TASK TO COMPLETE:
The answer must be one number: how many lines in the data below include the string "Pump".

(Items from an interface collection)
·····

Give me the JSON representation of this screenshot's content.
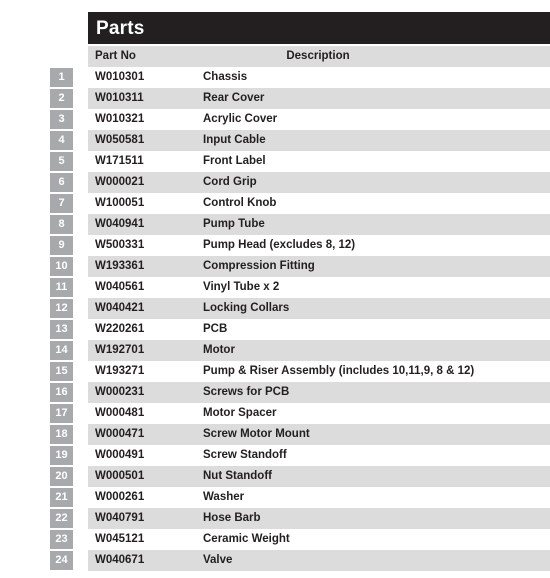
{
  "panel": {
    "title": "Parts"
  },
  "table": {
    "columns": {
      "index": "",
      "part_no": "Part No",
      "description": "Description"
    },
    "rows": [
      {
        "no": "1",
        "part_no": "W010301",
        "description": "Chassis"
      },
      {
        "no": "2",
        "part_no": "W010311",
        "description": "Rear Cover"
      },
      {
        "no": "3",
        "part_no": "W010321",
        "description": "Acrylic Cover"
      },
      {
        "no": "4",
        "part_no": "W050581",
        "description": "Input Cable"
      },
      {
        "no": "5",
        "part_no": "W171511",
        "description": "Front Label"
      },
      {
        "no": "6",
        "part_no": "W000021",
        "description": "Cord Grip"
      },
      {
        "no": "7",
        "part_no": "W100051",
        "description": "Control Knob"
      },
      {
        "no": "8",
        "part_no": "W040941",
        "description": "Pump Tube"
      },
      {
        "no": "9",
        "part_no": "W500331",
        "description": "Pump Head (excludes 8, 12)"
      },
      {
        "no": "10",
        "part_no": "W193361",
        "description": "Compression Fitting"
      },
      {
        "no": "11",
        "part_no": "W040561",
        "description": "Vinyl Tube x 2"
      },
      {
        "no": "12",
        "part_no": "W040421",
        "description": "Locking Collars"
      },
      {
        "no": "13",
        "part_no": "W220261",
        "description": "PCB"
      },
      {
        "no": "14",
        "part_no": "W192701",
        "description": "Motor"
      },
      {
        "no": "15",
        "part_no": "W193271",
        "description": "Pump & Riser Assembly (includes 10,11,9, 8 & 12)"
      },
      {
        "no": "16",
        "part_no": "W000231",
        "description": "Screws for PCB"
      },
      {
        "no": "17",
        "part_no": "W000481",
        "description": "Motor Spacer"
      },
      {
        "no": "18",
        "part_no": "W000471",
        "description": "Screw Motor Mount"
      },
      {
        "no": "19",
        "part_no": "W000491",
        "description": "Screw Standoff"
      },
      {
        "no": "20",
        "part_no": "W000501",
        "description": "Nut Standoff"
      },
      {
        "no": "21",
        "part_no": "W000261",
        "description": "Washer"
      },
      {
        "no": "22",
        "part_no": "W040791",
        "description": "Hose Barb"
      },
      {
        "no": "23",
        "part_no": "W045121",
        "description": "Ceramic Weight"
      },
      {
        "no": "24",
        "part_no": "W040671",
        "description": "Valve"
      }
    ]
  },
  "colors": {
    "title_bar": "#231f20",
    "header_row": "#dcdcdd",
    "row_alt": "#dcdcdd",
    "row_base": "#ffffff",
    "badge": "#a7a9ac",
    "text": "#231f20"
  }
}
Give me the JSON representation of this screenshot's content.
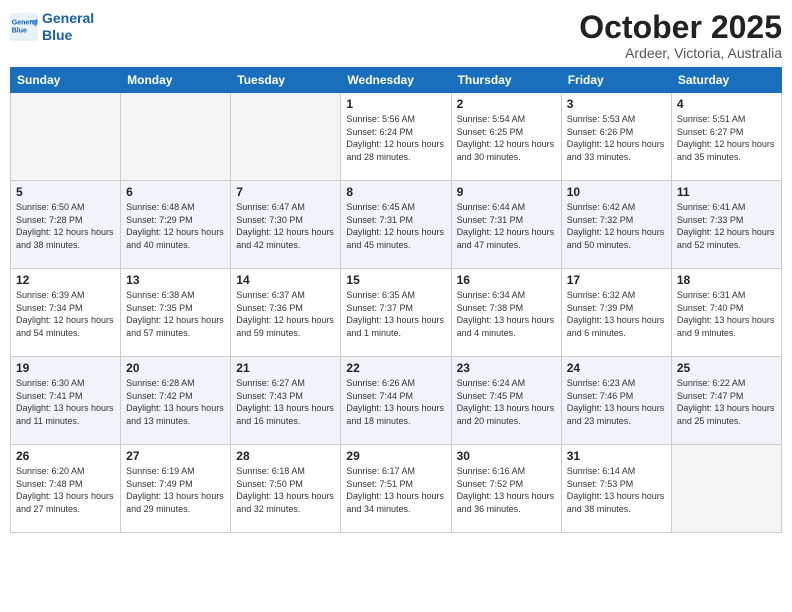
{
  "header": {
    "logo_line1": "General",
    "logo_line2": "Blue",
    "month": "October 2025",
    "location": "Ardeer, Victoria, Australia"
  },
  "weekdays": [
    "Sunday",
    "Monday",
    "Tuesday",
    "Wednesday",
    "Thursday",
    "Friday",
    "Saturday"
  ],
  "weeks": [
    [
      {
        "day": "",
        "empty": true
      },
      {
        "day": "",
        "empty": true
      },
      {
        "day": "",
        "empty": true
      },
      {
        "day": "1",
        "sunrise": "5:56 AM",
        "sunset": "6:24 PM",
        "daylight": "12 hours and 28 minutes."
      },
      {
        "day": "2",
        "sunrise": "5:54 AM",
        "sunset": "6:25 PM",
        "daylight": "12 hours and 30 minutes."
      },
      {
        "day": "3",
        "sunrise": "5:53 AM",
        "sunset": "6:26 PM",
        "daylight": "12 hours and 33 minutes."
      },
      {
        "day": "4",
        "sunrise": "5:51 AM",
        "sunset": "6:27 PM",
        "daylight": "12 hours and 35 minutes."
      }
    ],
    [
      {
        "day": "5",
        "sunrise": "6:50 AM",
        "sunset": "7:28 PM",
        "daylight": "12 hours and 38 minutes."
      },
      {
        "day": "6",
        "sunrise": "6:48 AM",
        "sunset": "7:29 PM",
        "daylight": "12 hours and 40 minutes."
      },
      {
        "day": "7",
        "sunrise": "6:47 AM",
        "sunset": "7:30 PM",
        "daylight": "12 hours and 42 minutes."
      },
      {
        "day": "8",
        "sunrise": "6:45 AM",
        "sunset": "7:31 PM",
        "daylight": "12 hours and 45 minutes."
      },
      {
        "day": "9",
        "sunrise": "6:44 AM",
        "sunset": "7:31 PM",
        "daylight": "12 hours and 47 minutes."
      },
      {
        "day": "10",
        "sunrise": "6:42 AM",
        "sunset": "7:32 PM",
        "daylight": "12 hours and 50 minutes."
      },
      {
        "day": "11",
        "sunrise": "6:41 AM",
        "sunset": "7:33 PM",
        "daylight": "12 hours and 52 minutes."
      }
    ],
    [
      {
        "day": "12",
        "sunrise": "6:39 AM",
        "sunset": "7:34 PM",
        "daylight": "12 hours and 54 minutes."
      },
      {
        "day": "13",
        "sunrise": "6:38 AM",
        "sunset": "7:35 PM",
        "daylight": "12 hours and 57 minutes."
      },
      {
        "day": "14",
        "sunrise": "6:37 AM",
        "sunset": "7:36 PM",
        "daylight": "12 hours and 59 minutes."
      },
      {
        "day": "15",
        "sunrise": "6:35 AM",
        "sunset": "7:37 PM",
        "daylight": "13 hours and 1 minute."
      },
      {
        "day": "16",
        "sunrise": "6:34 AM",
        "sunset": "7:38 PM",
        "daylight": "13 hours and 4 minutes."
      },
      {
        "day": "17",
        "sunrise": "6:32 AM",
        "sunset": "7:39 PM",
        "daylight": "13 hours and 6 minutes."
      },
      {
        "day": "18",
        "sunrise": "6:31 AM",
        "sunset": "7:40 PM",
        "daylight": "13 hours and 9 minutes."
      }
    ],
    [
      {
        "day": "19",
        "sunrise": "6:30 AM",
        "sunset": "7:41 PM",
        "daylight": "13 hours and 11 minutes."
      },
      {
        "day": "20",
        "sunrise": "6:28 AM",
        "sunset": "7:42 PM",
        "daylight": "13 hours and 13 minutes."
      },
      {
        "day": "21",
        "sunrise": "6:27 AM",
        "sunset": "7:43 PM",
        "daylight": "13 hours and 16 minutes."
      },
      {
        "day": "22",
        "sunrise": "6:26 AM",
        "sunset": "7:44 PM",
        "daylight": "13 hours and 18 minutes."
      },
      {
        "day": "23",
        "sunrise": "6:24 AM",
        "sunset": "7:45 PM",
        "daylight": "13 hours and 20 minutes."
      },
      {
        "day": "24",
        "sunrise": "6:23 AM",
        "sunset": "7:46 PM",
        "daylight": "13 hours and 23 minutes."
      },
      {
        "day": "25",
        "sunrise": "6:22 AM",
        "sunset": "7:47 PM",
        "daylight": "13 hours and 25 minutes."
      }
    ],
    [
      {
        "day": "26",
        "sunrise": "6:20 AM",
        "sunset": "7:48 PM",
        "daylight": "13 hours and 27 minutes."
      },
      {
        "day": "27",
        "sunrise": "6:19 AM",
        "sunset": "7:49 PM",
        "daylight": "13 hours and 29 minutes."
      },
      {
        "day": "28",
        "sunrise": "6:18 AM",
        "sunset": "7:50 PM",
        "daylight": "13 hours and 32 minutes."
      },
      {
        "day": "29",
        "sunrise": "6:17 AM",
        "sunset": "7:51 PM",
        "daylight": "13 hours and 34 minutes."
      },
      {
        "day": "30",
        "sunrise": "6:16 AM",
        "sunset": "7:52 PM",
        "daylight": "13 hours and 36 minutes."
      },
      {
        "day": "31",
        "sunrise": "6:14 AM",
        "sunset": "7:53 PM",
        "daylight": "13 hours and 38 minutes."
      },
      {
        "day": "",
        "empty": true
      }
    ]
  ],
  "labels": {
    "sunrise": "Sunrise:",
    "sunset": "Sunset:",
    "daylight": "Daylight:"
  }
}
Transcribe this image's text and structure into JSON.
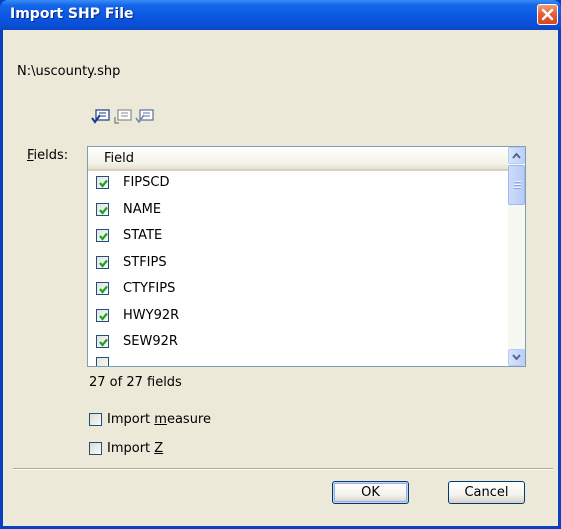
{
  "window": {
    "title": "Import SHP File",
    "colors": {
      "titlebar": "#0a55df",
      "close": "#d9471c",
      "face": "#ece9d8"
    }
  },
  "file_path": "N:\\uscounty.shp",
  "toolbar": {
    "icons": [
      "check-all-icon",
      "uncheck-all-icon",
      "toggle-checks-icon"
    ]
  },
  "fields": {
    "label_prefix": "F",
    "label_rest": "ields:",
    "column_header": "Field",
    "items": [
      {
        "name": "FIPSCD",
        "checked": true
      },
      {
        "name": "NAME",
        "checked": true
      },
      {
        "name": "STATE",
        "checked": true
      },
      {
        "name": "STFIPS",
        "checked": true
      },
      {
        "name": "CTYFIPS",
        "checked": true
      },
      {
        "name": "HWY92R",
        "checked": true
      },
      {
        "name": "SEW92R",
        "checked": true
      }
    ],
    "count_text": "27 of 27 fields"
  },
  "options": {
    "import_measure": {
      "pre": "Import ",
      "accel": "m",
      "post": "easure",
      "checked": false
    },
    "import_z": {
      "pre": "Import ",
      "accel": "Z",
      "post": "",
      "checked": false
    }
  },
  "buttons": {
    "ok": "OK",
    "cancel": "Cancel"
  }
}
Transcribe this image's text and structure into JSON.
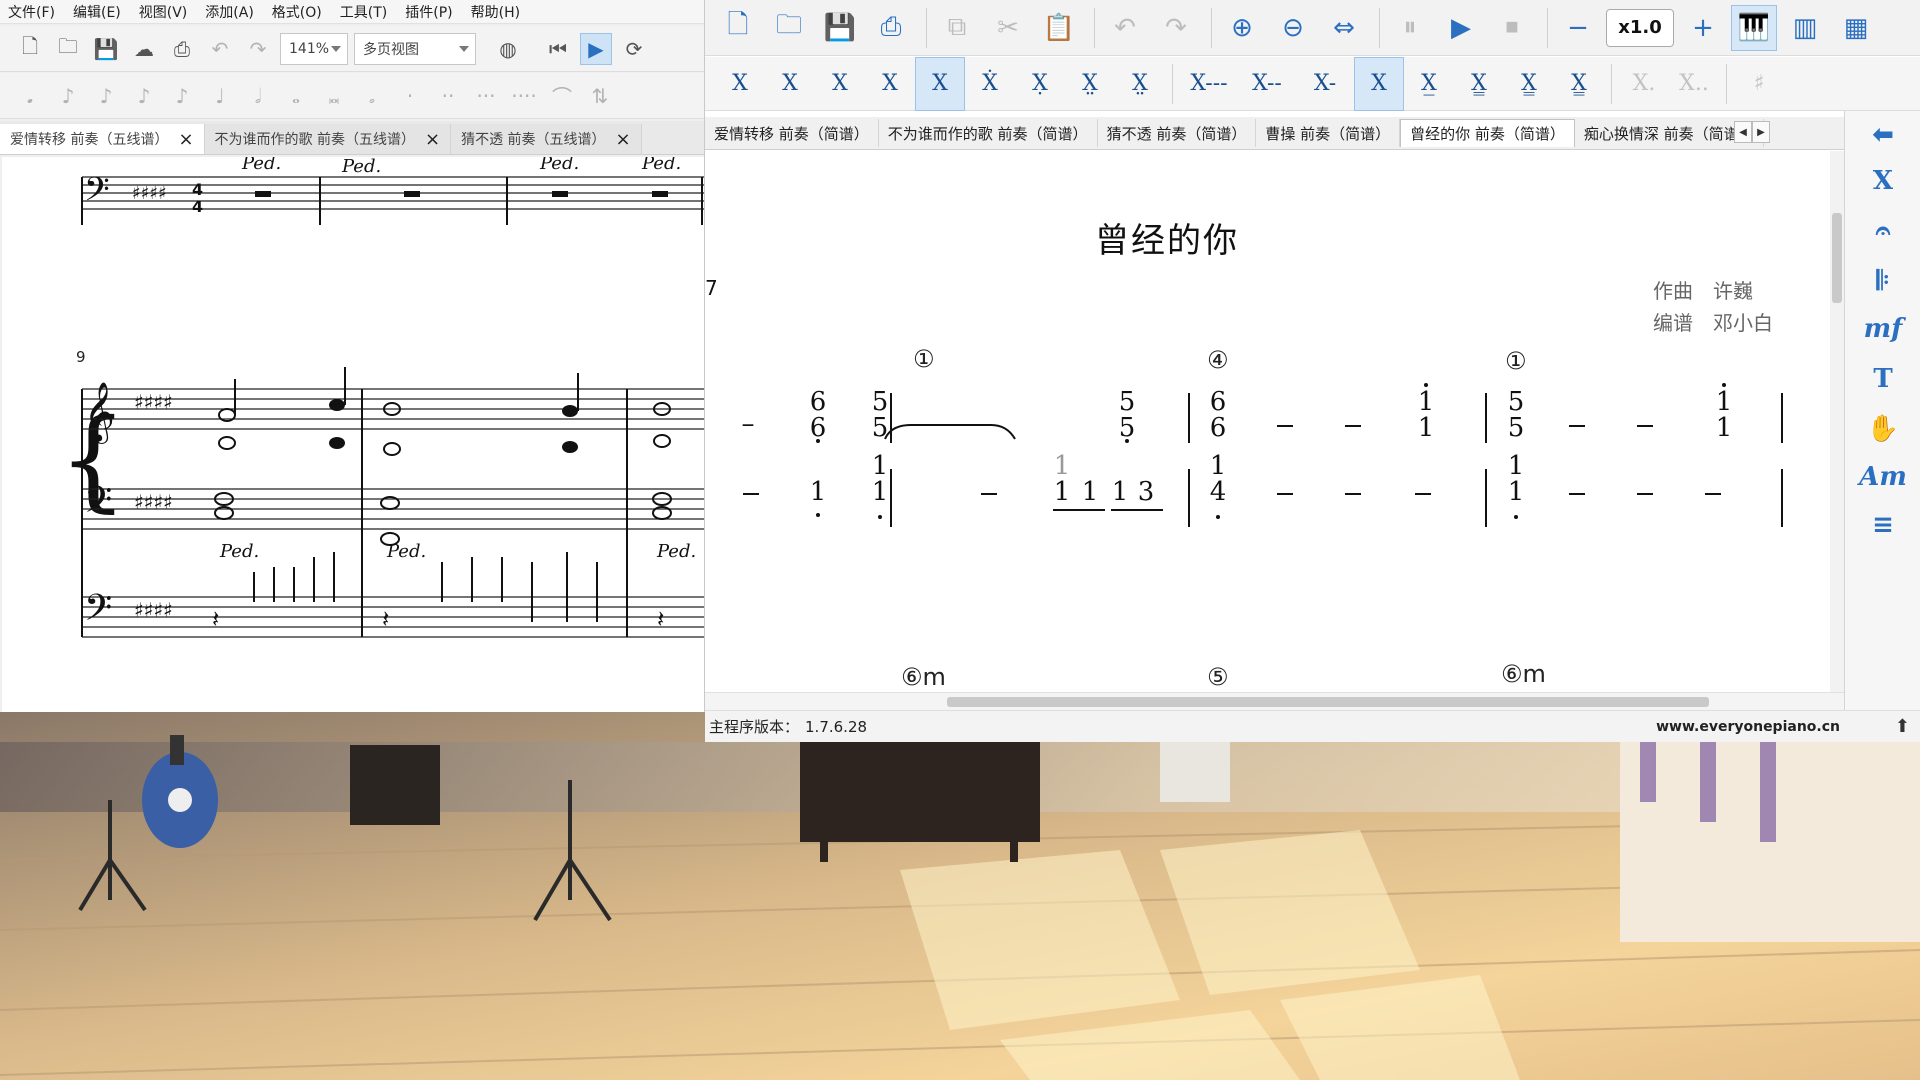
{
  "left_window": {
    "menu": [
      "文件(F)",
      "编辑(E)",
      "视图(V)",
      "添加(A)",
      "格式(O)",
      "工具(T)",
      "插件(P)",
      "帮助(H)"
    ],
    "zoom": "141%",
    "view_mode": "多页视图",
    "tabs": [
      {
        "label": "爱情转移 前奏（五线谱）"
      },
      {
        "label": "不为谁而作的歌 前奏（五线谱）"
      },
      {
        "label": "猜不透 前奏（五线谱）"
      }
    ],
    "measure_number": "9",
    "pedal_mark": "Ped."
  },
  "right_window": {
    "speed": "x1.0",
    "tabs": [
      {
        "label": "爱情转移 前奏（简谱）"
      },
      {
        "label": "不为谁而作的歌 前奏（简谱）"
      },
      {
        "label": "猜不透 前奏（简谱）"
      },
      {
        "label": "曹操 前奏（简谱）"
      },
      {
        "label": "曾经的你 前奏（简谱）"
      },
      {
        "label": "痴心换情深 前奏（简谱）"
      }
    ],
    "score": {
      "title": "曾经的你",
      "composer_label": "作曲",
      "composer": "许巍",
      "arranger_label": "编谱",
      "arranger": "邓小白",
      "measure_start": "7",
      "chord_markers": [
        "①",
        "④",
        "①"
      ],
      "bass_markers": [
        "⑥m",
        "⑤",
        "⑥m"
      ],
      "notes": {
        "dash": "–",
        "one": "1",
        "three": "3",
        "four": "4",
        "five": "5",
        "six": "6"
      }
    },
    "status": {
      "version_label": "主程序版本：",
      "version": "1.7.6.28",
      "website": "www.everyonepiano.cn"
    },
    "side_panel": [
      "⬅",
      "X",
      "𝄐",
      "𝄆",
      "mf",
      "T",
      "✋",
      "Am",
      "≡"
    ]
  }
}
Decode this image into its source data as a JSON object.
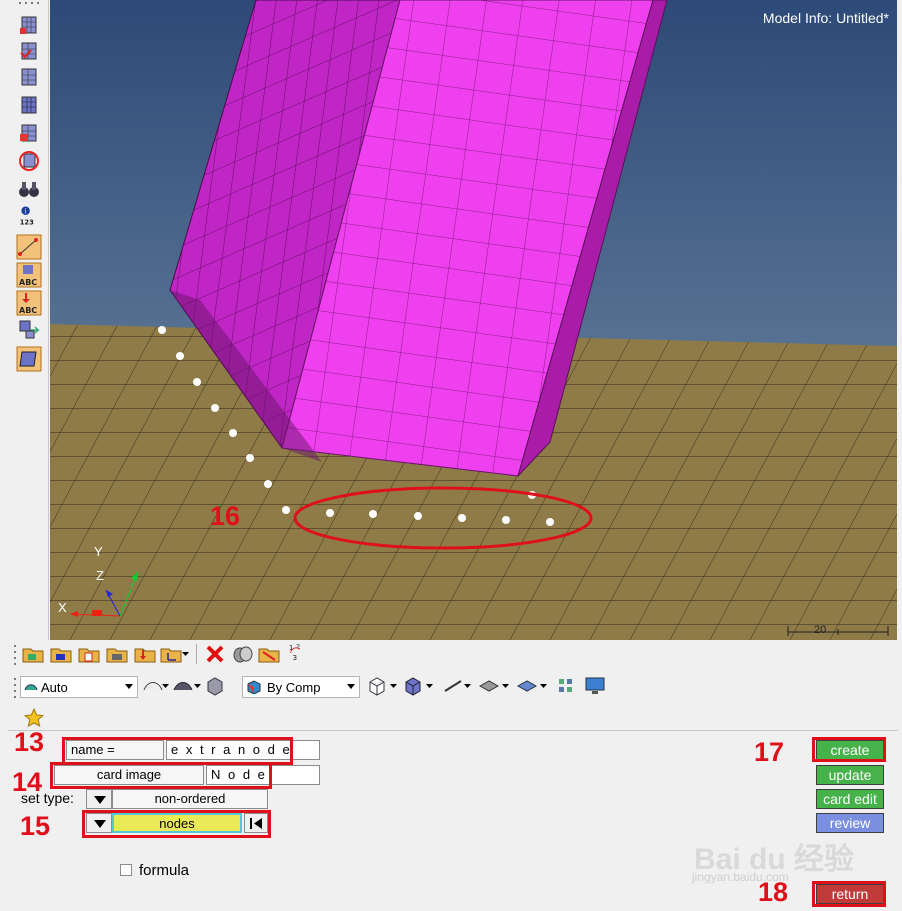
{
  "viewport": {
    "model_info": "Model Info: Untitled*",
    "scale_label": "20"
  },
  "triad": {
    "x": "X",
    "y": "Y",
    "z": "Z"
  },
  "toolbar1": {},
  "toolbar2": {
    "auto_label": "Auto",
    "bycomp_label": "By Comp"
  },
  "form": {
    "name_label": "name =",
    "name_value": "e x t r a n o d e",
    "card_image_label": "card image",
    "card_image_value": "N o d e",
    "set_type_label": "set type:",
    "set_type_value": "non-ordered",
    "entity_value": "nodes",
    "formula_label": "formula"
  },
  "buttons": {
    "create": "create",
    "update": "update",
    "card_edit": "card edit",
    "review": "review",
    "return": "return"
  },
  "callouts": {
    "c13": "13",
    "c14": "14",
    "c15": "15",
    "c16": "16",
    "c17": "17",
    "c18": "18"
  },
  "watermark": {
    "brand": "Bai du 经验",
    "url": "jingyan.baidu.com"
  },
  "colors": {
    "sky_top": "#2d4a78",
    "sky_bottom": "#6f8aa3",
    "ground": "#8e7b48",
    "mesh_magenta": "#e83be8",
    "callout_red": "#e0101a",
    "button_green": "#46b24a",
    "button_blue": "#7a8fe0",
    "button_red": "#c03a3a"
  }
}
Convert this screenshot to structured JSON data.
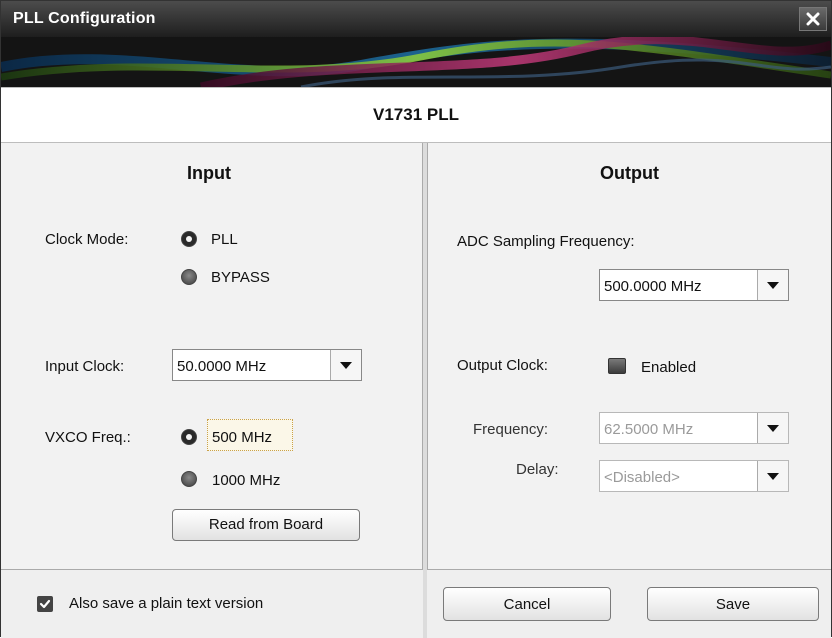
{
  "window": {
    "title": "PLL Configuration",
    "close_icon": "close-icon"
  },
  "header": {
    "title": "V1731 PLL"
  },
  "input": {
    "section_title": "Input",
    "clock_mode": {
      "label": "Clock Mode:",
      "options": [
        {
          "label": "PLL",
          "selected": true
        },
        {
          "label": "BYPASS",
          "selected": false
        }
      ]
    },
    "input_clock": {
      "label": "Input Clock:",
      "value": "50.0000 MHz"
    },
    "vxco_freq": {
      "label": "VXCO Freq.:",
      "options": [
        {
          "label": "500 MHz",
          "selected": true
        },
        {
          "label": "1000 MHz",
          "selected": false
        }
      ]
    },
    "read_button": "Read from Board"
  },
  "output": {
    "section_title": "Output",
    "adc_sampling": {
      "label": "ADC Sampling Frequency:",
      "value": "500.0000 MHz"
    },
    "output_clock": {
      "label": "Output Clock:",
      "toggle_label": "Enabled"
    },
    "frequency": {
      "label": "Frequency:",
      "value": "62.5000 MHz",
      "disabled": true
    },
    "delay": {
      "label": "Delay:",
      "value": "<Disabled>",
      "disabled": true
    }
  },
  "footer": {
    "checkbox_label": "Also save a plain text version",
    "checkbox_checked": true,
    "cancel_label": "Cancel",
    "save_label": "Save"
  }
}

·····

COMPLETED EXERCISE:
3